We’re tracking restrictions in Alabama »

Since March, The Times has paid special attention to cases in nursing homes, food processing plants, correctional facilities and now at colleges and universities. Information on cases linked to these places comes from official releases by governments, companies and institutions directly. The Times is publishing lists of groupings of 50 or more cases related to a specific site, workplace, school or event.

Cases connected to Cases Location
+ Colleges and universities 11,654 cases at 30 schools
+ Prisons and jails 3,281 cases at 24 prisons
+ Nursing homes 1,398 cases at 19 facilities

The counts in this table of coronavirus cases at individual nursing homes were last updated as recently as Jan. 12, 2021. Since then, we have continued to update state-level totals for cases and deaths in long-term care facilities.

About the data

In data for Alabama, the Times primarily relies on reports from the state. Alabama typically releases new data each day. Weekend counts may be lower because fewer sources report to the state. The state reports cases and deaths based on a person’s permanent or usual residence.

The Times has identified the following reporting anomalies or methodology changes in the data:

April 23: The state removed previously reported deaths.

Sept. 25: Alabama added many cases from two laboratories that had not previously reported data to the state.

Oct. 23: Alabama added a backlog of 2,565 cases identified through antigen testing from a facility in Mobile.

Oct. 24: Alabama added a backlog of 1,182 cases from April through September.

Nov. 1: Alabama added a backlog of 846 cases from June through August, primarily affecting Colbert, Franklin, Lawrence, Lauderdale and Limestone counties.

Dec. 1: Alabama announced many cases and deaths from delayed reporting over the Thanksgiving weekend.

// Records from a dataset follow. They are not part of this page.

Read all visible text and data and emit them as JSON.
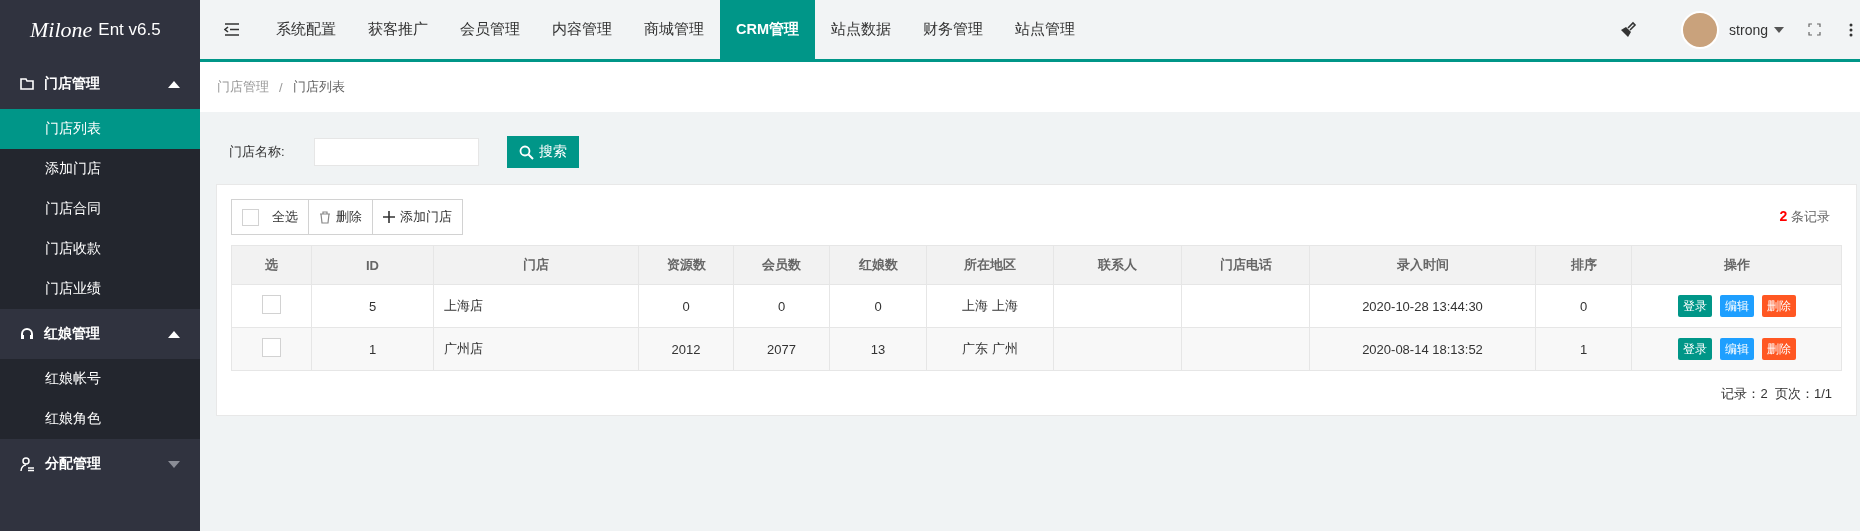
{
  "sidebar": {
    "logo_script": "Milone",
    "logo_text": "Ent v6.5",
    "groups": [
      {
        "label": "门店管理",
        "expanded": true,
        "children": [
          {
            "label": "门店列表",
            "selected": true
          },
          {
            "label": "添加门店",
            "selected": false
          },
          {
            "label": "门店合同",
            "selected": false
          },
          {
            "label": "门店收款",
            "selected": false
          },
          {
            "label": "门店业绩",
            "selected": false
          }
        ]
      },
      {
        "label": "红娘管理",
        "expanded": true,
        "children": [
          {
            "label": "红娘帐号",
            "selected": false
          },
          {
            "label": "红娘角色",
            "selected": false
          }
        ]
      },
      {
        "label": "分配管理",
        "expanded": false
      }
    ]
  },
  "top_nav": {
    "items": [
      {
        "label": "系统配置",
        "selected": false
      },
      {
        "label": "获客推广",
        "selected": false
      },
      {
        "label": "会员管理",
        "selected": false
      },
      {
        "label": "内容管理",
        "selected": false
      },
      {
        "label": "商城管理",
        "selected": false
      },
      {
        "label": "CRM管理",
        "selected": true
      },
      {
        "label": "站点数据",
        "selected": false
      },
      {
        "label": "财务管理",
        "selected": false
      },
      {
        "label": "站点管理",
        "selected": false
      }
    ],
    "username": "strong"
  },
  "breadcrumb": {
    "items": [
      "门店管理",
      "门店列表"
    ],
    "separator": "/"
  },
  "search": {
    "label": "门店名称:",
    "button": "搜索"
  },
  "toolbar": {
    "select_all": {
      "label": "全选",
      "checked": false
    },
    "delete": "删除",
    "add": "添加门店"
  },
  "record_count": {
    "count": "2",
    "label": "条记录"
  },
  "table": {
    "columns": [
      "选",
      "ID",
      "门店",
      "资源数",
      "会员数",
      "红娘数",
      "所在地区",
      "联系人",
      "门店电话",
      "录入时间",
      "排序",
      "操作"
    ],
    "rows": [
      {
        "checked": false,
        "cells": [
          "",
          "5",
          "上海店",
          "0",
          "0",
          "0",
          "上海 上海",
          "",
          "",
          "2020-10-28 13:44:30",
          "0"
        ],
        "actions": [
          {
            "label": "登录",
            "kind": "login"
          },
          {
            "label": "编辑",
            "kind": "edit"
          },
          {
            "label": "删除",
            "kind": "delete"
          }
        ]
      },
      {
        "checked": false,
        "cells": [
          "",
          "1",
          "广州店",
          "2012",
          "2077",
          "13",
          "广东 广州",
          "",
          "",
          "2020-08-14 18:13:52",
          "1"
        ],
        "actions": [
          {
            "label": "登录",
            "kind": "login"
          },
          {
            "label": "编辑",
            "kind": "edit"
          },
          {
            "label": "删除",
            "kind": "delete"
          }
        ]
      }
    ]
  },
  "pagination": "记录：2  页次：1/1"
}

Dec. 8: Alabama added a backlog of about 1,500 cases from two labs based on testing from Nov. 30 to Dec. 5.

Jan. 12: Alabama announced a large number of deaths after reviewing records.

The tallies on this page include probable and confirmed cases and deaths.

Confirmed cases and deaths, which are widely considered to be an undercount of the true toll, are counts of individuals whose coronavirus infections were confirmed by a molecular laboratory test. Probable cases and deaths count individuals who meet criteria for other types of testing, symptoms and exposure, as developed by national and local governments.

Governments often revise data or report a single-day large increase in cases or deaths from unspecified days without historical revisions, which can cause an irregular pattern in the daily reported figures. The Times is excluding these anomalies from seven-day averages when possible.

Read more about the methodology and download county-level data for coronavirus cases in the United States from The New York Times on GitHub.